Woe #10: Wait. Wait. Wait.
Everyone hates waiting, which is why you will hate this tip.
And yet, when you’re mentally ill, you spend a lot of time waiting.
You wait at the pharmacy. You wait on the phone with the insurance company. You wait for a therapist or a psychopharmacologist or a new treatment. You wait to see if new meds will work, you wait for side effects to dissipate or not. You wait for the phlebotomist and you wait for the lab results. You wait for prescriptions to be pre-approved. You wait to get into the hospital and then you wait to get out.
Most of all, you wait to feel better.
The title of this issue comes from a standard psychopharmacology reference called Stahl’s Prescriber’s Guide. It’s what your docs are all using when they prescribe psych meds, although often the main thing they’re looking up in the moment is dosages and formulations, for example which dosages does the sustained release version of buproprion come in. It’s a good book to own if you’re constantly changing meds, and it’ll come up again in future tips about good books to own, about understanding psych meds, about how to exert agency in your own mental health care. Y’all, I am seriously never going to run out of tips.
Anyway in addition to dosages and formulations and other key information about each drug, there is a section about side effects you might expect. And for every single drug in the book, there’s a box that says “What to do about side effects” and in every single one of those boxes it says “Wait. Wait. Wait.”
It’s good advice, and not just about side effects. Some mental illnesses are episodic by nature, like depression and bipolar. The natural history of such diseases is to come and go. Bad things can certainly happen during the coming and the going, but you can be pretty sure an episode is going to end. Even less naturally episodic conditions, like anxiety or ptsd, will rise and fall in intensity and the level of distress they are causing you.
So a lot of the time the main thing you can do to feel better is: Wait. Wait. Wait.

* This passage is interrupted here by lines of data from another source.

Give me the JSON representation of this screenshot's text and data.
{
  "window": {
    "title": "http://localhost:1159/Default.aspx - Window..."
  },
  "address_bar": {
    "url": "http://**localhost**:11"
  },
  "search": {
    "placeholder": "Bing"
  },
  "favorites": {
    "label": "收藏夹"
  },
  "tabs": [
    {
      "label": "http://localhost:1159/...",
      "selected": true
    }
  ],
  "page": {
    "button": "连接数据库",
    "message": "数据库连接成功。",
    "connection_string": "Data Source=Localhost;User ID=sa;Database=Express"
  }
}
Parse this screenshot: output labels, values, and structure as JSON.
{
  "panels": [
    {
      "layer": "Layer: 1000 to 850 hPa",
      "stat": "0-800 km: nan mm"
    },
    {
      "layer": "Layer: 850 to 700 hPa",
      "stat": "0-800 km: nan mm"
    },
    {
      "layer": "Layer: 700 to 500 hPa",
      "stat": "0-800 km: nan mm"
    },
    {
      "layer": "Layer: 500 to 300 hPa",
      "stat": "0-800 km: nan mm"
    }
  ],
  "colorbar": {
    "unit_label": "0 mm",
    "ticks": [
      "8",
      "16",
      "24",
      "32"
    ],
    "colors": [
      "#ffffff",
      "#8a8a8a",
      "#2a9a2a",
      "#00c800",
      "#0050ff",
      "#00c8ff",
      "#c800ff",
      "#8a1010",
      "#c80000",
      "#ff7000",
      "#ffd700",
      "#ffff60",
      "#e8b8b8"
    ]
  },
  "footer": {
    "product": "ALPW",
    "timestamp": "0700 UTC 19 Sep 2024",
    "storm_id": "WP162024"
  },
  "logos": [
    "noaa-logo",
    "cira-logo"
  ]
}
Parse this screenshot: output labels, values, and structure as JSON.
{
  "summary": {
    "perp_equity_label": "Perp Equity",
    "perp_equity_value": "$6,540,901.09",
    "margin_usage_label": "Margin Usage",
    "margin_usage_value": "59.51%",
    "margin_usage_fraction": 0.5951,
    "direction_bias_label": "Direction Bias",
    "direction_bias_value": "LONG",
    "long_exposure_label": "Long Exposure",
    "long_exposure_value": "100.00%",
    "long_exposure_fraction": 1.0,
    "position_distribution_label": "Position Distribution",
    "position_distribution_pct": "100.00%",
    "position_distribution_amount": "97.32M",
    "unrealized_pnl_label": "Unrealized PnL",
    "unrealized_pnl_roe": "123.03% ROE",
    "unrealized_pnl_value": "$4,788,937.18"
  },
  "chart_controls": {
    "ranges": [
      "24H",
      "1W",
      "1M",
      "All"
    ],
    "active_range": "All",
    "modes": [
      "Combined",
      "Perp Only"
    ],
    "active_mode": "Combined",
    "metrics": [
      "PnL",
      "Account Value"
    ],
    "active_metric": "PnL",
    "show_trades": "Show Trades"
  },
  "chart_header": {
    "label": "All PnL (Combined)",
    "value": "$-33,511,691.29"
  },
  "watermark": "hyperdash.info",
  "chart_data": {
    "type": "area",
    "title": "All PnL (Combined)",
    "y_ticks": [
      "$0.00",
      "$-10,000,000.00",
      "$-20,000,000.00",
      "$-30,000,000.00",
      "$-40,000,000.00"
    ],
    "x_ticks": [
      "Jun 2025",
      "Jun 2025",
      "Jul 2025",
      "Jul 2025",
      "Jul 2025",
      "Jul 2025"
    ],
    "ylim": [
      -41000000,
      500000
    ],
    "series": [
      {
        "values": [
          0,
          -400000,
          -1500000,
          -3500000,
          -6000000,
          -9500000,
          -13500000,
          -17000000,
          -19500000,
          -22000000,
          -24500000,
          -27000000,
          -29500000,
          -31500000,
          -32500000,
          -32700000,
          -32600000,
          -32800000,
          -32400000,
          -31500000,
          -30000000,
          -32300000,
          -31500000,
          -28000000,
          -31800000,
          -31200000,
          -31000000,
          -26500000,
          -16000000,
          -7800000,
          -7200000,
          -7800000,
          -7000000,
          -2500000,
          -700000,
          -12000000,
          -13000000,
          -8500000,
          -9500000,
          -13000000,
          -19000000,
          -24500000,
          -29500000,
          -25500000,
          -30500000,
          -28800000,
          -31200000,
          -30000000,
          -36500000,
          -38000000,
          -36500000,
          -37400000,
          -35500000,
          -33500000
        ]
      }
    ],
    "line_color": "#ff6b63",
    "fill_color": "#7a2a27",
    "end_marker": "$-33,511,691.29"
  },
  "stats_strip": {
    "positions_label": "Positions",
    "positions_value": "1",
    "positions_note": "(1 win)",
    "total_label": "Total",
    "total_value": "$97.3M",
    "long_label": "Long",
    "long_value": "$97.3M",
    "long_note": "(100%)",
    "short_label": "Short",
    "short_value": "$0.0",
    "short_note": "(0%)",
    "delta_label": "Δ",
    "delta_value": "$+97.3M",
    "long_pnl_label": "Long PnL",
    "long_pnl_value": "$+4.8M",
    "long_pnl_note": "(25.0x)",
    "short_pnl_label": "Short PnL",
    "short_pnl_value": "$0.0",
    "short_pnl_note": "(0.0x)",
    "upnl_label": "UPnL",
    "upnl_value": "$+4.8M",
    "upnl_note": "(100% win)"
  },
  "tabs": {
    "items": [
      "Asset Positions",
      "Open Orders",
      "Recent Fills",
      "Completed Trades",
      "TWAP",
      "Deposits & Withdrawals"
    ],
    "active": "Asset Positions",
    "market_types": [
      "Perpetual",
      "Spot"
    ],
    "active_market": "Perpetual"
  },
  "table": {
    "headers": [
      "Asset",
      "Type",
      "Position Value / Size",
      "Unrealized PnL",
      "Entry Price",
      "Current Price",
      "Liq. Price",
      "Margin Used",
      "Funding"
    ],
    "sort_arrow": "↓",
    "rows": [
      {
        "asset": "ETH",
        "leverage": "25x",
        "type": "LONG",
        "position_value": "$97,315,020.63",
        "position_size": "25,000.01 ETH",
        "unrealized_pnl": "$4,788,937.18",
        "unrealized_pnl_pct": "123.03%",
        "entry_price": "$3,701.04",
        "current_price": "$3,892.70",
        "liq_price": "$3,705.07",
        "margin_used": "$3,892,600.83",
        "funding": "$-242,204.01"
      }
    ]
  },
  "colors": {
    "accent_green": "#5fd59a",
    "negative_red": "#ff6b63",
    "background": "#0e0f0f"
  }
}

When I advise you to wait I don’t mean do nothing, necessarily. Call your doctor. Call your therapist. Try a new med. By all means, change something.
I mean accept that you will need to wait, that whether you do something or whether you just wait, something will eventually change, and, most importantly, get good at waiting.
Learn what kinds of things you might do while you’re waiting, to make the waiting easier.
I can tell you what I do, but your things might be different.
I lie down in the sun, if there’s sun to be had.
I rewatch 30 Rock.
I look at the clouds.
I watch birds, or insects, or the sunset, or the moonrise.
Sometimes I meditate, or pray, or read my tarot cards.
I paint, or listen to music, or dance or stretch or bathe.
I sit down with my back against a weeping willow.
I go for walks.
I pet my cat.
I put my trust in the truth of Impermance, and I settle myself in the present moment.
And then eventually something is different and there may be an opportunity for action that wasn’t there before.
Unfortunately I can’t give you any guidance about how long to wait, when you should stop waiting and try something else, or when your waiting or your means of waiting are no longer serving you. There’s no set answer there. All I can suggest is that every so often you ask yourself some questions about the waiting, and see what answer.
Until next week,
PS Should I offer discussion threads? Like “What do you do to wait?”
PPS what about an audio version? Who wants that?
PPPS Do you find these tips useful enough that you would pay for them?
Smash that reply button and let me know what you think!